(Task item)
Copy every line of the entries that has the string "catalog" in it.
[Start of Attachment]
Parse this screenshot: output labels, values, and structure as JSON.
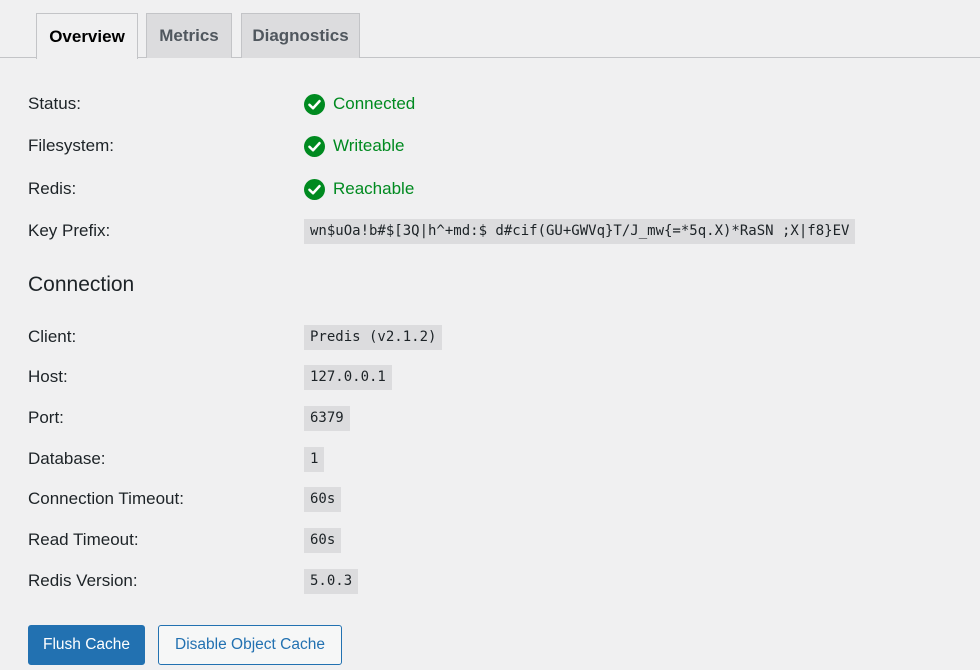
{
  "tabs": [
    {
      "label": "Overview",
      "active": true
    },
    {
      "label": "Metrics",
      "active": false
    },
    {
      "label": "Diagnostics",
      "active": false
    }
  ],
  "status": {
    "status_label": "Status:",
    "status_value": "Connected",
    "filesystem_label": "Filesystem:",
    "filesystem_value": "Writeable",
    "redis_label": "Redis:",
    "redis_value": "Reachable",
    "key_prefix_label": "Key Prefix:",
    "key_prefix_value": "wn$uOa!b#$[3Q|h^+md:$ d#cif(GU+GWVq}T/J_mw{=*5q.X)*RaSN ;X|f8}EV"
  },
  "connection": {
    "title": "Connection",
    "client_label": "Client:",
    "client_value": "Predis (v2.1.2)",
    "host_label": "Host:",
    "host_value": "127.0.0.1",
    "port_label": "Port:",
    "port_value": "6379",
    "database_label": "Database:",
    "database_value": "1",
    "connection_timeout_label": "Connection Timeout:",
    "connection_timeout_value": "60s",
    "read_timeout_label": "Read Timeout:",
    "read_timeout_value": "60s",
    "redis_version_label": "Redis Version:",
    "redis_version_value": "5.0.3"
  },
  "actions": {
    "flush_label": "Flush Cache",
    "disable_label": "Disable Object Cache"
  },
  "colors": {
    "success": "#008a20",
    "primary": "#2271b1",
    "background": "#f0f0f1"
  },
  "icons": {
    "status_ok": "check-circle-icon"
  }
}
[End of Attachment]
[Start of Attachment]
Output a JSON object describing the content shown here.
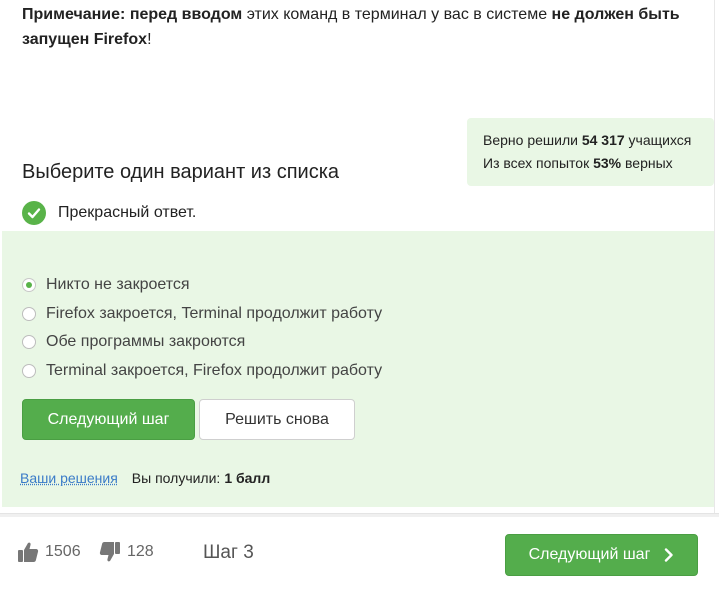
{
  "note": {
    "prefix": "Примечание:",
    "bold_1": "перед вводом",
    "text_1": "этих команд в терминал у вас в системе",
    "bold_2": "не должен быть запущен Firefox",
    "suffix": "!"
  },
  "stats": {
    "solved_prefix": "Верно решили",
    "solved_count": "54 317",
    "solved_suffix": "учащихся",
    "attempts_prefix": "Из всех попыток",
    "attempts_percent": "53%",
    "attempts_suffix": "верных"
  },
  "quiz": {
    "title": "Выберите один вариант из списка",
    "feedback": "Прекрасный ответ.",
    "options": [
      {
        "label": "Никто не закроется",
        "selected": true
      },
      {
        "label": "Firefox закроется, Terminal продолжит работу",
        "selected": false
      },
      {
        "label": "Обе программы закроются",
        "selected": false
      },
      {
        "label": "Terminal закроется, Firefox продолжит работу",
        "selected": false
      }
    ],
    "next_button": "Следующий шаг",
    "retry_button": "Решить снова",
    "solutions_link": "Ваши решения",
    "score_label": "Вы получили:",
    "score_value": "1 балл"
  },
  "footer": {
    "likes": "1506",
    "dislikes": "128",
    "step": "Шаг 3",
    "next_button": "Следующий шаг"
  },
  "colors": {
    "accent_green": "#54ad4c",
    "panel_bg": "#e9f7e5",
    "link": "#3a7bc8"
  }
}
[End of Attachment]
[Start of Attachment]
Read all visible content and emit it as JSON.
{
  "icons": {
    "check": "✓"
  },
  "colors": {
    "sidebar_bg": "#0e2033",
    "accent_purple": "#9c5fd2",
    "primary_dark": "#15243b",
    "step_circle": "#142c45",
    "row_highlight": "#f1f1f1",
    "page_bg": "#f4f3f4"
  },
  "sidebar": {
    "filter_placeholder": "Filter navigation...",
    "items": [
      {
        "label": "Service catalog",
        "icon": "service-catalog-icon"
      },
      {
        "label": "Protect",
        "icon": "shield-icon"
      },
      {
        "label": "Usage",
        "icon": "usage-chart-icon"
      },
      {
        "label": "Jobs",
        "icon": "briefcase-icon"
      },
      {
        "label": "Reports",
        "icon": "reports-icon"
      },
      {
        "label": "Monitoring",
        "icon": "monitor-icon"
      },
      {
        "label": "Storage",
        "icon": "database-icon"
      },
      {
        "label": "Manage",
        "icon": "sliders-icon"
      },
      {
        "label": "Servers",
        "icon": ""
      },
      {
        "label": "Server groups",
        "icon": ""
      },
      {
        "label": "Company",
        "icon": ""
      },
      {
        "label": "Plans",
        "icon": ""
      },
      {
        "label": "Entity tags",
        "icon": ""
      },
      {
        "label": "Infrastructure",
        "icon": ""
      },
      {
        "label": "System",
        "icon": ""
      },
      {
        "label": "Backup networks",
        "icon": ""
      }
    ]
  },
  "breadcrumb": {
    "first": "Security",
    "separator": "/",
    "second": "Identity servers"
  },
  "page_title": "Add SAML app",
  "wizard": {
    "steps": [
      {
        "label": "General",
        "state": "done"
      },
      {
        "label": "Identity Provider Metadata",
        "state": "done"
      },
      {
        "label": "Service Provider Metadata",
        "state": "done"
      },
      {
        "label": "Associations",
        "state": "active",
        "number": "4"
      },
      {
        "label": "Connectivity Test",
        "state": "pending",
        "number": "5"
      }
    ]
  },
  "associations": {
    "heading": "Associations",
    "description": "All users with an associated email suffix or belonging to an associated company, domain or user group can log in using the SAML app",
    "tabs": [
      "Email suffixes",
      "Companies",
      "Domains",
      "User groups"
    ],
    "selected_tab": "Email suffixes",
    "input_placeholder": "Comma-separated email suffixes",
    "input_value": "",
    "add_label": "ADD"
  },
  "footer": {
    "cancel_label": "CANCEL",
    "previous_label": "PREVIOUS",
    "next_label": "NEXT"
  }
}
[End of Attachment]
(Response for this exercise)
        "label": "Service catalog",
        "icon": "service-catalog-icon"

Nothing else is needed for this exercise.